[Interface dataset entries]
* * * *

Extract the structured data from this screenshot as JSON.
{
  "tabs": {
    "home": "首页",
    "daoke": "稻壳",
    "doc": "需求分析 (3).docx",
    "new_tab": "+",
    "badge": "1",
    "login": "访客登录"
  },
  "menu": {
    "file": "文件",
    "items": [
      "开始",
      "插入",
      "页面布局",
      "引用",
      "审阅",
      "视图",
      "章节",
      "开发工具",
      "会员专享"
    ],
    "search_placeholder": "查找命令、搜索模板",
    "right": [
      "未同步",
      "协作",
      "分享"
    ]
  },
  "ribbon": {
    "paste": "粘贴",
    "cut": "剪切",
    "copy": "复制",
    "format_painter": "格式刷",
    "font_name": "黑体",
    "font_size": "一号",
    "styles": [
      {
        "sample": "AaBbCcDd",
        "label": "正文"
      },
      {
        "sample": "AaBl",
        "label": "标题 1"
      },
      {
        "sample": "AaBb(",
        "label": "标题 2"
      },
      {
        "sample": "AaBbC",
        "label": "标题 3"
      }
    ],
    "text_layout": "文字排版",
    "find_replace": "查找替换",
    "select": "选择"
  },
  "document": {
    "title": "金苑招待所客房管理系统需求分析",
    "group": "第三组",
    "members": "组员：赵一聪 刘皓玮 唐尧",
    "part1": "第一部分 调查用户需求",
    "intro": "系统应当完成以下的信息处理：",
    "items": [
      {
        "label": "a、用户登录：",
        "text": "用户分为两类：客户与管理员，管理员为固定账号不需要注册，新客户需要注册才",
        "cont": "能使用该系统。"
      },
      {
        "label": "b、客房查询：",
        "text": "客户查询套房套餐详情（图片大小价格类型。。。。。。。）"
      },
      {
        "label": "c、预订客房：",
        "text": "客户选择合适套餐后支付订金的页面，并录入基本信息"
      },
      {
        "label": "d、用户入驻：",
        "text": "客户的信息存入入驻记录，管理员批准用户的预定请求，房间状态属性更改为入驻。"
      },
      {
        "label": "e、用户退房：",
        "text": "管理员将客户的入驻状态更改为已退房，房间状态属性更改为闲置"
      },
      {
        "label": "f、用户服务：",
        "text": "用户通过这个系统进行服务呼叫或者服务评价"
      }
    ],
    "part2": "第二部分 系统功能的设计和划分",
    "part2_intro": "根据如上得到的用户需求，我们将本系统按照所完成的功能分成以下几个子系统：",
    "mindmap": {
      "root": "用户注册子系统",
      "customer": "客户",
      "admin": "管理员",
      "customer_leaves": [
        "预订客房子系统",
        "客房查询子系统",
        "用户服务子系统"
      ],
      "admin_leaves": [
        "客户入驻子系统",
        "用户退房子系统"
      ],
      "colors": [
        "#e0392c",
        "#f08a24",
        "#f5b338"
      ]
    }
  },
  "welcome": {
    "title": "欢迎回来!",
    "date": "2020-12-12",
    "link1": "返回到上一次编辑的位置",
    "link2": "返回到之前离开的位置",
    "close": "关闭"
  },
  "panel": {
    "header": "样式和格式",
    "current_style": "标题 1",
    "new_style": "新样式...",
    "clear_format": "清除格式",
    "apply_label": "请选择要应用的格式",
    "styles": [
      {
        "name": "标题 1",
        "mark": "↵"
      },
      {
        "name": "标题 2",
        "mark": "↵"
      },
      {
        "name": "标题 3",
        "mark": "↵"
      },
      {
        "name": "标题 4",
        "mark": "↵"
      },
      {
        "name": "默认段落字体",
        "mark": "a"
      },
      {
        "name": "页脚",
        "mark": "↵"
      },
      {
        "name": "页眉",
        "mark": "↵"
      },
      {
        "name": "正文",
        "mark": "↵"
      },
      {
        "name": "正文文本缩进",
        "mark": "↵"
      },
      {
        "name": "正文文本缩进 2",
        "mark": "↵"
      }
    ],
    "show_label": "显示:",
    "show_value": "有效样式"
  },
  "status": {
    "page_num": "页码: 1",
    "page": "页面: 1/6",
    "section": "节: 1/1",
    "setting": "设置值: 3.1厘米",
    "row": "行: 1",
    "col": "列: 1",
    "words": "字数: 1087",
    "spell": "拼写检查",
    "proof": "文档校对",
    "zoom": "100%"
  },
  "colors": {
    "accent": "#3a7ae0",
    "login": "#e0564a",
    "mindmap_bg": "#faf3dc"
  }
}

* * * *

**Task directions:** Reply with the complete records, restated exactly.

**Output:**
Extract the structured data from this screenshot as JSON.
{
  "tabs": {
    "home": "首页",
    "daoke": "稻壳",
    "doc": "需求分析 (3).docx",
    "new_tab": "+",
    "badge": "1",
    "login": "访客登录"
  },
  "menu": {
    "file": "文件",
    "items": [
      "开始",
      "插入",
      "页面布局",
      "引用",
      "审阅",
      "视图",
      "章节",
      "开发工具",
      "会员专享"
    ],
    "search_placeholder": "查找命令、搜索模板",
    "right": [
      "未同步",
      "协作",
      "分享"
    ]
  },
  "ribbon": {
    "paste": "粘贴",
    "cut": "剪切",
    "copy": "复制",
    "format_painter": "格式刷",
    "font_name": "黑体",
    "font_size": "一号",
    "styles": [
      {
        "sample": "AaBbCcDd",
        "label": "正文"
      },
      {
        "sample": "AaBl",
        "label": "标题 1"
      },
      {
        "sample": "AaBb(",
        "label": "标题 2"
      },
      {
        "sample": "AaBbC",
        "label": "标题 3"
      }
    ],
    "text_layout": "文字排版",
    "find_replace": "查找替换",
    "select": "选择"
  },
  "document": {
    "title": "金苑招待所客房管理系统需求分析",
    "group": "第三组",
    "members": "组员：赵一聪 刘皓玮 唐尧",
    "part1": "第一部分 调查用户需求",
    "intro": "系统应当完成以下的信息处理：",
    "items": [
      {
        "label": "a、用户登录：",
        "text": "用户分为两类：客户与管理员，管理员为固定账号不需要注册，新客户需要注册才",
        "cont": "能使用该系统。"
      },
      {
        "label": "b、客房查询：",
        "text": "客户查询套房套餐详情（图片大小价格类型。。。。。。。）"
      },
      {
        "label": "c、预订客房：",
        "text": "客户选择合适套餐后支付订金的页面，并录入基本信息"
      },
      {
        "label": "d、用户入驻：",
        "text": "客户的信息存入入驻记录，管理员批准用户的预定请求，房间状态属性更改为入驻。"
      },
      {
        "label": "e、用户退房：",
        "text": "管理员将客户的入驻状态更改为已退房，房间状态属性更改为闲置"
      },
      {
        "label": "f、用户服务：",
        "text": "用户通过这个系统进行服务呼叫或者服务评价"
      }
    ],
    "part2": "第二部分 系统功能的设计和划分",
    "part2_intro": "根据如上得到的用户需求，我们将本系统按照所完成的功能分成以下几个子系统：",
    "mindmap": {
      "root": "用户注册子系统",
      "customer": "客户",
      "admin": "管理员",
      "customer_leaves": [
        "预订客房子系统",
        "客房查询子系统",
        "用户服务子系统"
      ],
      "admin_leaves": [
        "客户入驻子系统",
        "用户退房子系统"
      ],
      "colors": [
        "#e0392c",
        "#f08a24",
        "#f5b338"
      ]
    }
  },
  "welcome": {
    "title": "欢迎回来!",
    "date": "2020-12-12",
    "link1": "返回到上一次编辑的位置",
    "link2": "返回到之前离开的位置",
    "close": "关闭"
  },
  "panel": {
    "header": "样式和格式",
    "current_style": "标题 1",
    "new_style": "新样式...",
    "clear_format": "清除格式",
    "apply_label": "请选择要应用的格式",
    "styles": [
      {
        "name": "标题 1",
        "mark": "↵"
      },
      {
        "name": "标题 2",
        "mark": "↵"
      },
      {
        "name": "标题 3",
        "mark": "↵"
      },
      {
        "name": "标题 4",
        "mark": "↵"
      },
      {
        "name": "默认段落字体",
        "mark": "a"
      },
      {
        "name": "页脚",
        "mark": "↵"
      },
      {
        "name": "页眉",
        "mark": "↵"
      },
      {
        "name": "正文",
        "mark": "↵"
      },
      {
        "name": "正文文本缩进",
        "mark": "↵"
      },
      {
        "name": "正文文本缩进 2",
        "mark": "↵"
      }
    ],
    "show_label": "显示:",
    "show_value": "有效样式"
  },
  "status": {
    "page_num": "页码: 1",
    "page": "页面: 1/6",
    "section": "节: 1/1",
    "setting": "设置值: 3.1厘米",
    "row": "行: 1",
    "col": "列: 1",
    "words": "字数: 1087",
    "spell": "拼写检查",
    "proof": "文档校对",
    "zoom": "100%"
  },
  "colors": {
    "accent": "#3a7ae0",
    "login": "#e0564a",
    "mindmap_bg": "#faf3dc"
  }
}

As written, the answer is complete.